Trgovac sees signs. He wants more.
“Datone is working his butt off right now,” Trgovac said. “And I’m one of those guys, I’m on him and on him and on him because he could even be better at that. He’s not where he needs to be in that regard, but I like his resolve and focus.”
In Week 16, Jones played four snaps. In Week 17, five. If he can’t stay on the field into December again, chances are the Packers front line is cratering.
In “shocking” blockers, Jones describes the menace he can become.
“Initially punching a guy, getting him off you, disengage, shed, and making the play in the backfield, TFLs and explosive plays,” he said. “For me, it’s about being dominant.”

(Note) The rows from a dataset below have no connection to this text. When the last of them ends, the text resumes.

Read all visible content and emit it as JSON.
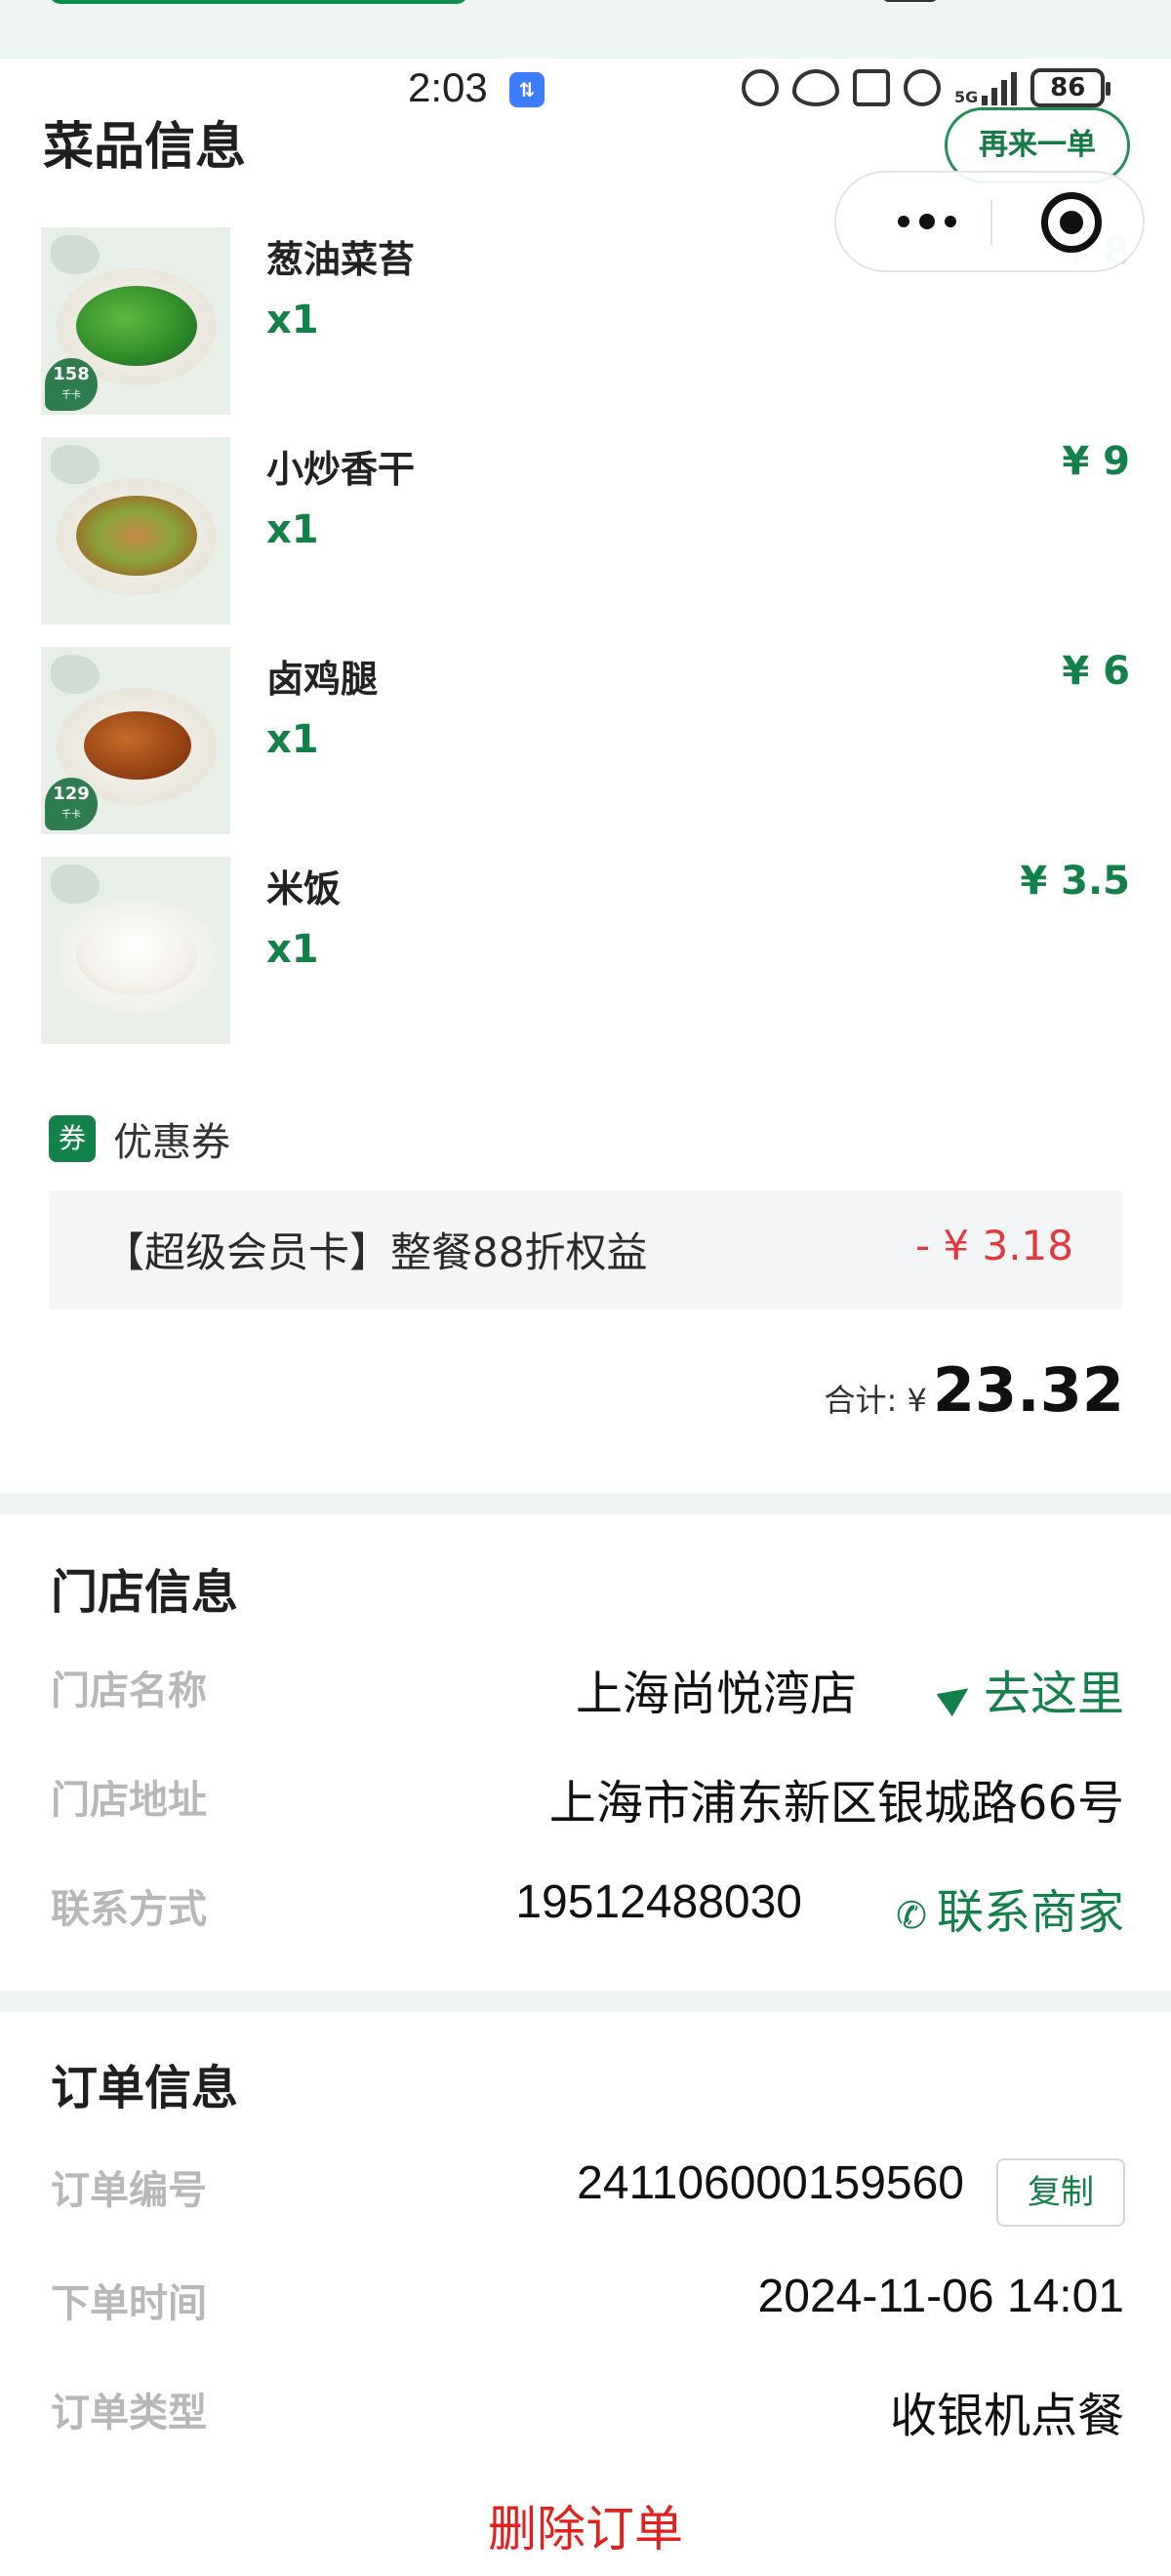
{
  "status_bar": {
    "time": "2:03",
    "battery": "86",
    "network": "5G"
  },
  "dishes_section": {
    "title": "菜品信息",
    "reorder_label": "再来一单"
  },
  "dishes": [
    {
      "name": "葱油菜苔",
      "qty": "x1",
      "price": "¥ 8",
      "kcal": "158",
      "kcal_unit": "千卡"
    },
    {
      "name": "小炒香干",
      "qty": "x1",
      "price": "¥ 9"
    },
    {
      "name": "卤鸡腿",
      "qty": "x1",
      "price": "¥ 6",
      "kcal": "129",
      "kcal_unit": "千卡"
    },
    {
      "name": "米饭",
      "qty": "x1",
      "price": "¥ 3.5"
    }
  ],
  "coupon": {
    "badge": "券",
    "label": "优惠券",
    "description": "【超级会员卡】整餐88折权益",
    "amount": "- ¥ 3.18"
  },
  "total": {
    "label": "合计: ¥",
    "value": "23.32"
  },
  "store": {
    "title": "门店信息",
    "name_key": "门店名称",
    "name_value": "上海尚悦湾店",
    "navigate_label": "去这里",
    "address_key": "门店地址",
    "address_value": "上海市浦东新区银城路66号",
    "contact_key": "联系方式",
    "contact_value": "19512488030",
    "contact_label": "联系商家"
  },
  "order": {
    "title": "订单信息",
    "number_key": "订单编号",
    "number_value": "241106000159560",
    "copy_label": "复制",
    "time_key": "下单时间",
    "time_value": "2024-11-06 14:01",
    "type_key": "订单类型",
    "type_value": "收银机点餐",
    "delete_label": "删除订单"
  },
  "colors": {
    "brand_green": "#128049",
    "discount_red": "#e4393c",
    "delete_red": "#e3201d",
    "section_bg": "#eef4f2"
  }
}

In Green Bay, he won’t forget about Compton. The upbringing shaped his worldview.
For starters, he promises to be an actual father—unlike the one who deserted him. And when Jones recently read about a string of murders in Chicago and Detroit, murders most of us often skim over on the news wire, he was genuinely hurt.
His voice speeds up.
“In Afghanistan, people are getting bombs dropped on them,” Jones said. “Why would you want to risk this? You have a chance to change your whole family’s history.”
Including Jones. This season in Green Bay.